People see what they want to see with systems and processes too and are especially prone to this when it is a system that they have been involved with devising. As long as things appear to work as they are intended to do, folks are content and they relax – what could go wrong now that they have a system in place?


However, such systems or processes often have not been rigorously tested in the first place, they contain basic flaws that allow them to be manipulated and there is rarely any later testing done once they are up and running.


It is said that in conversation people only hear about 25 per cent of what is said and that their mind fills in the blanks (my wife will tell you that 25 per cent is a generous estimate). And in the same way that we listen but do not hear, we also tend to look and yet do not see beyond what we expect to see.

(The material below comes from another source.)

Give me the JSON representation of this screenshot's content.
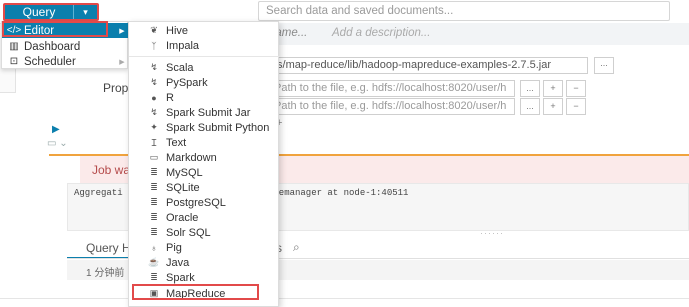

The old adage familiarity breeds contempt is very relevant here because we become complacent about the things that we have put in place and most of us we will get away with it. But every now and again, someone will find that their system or process fails and, if they are lucky, it will be in an area that is not business-critical. For some, though, the clanger that is dropped will reverberate around the organisation and the repercussions will be severe.


For the things that are important you should never stop pushing, probing, testing and making improvements. You may never make them perfect. In fact that is probably not possible, but you reduce your chances of failure considerably.


John Bowen is an FM consultant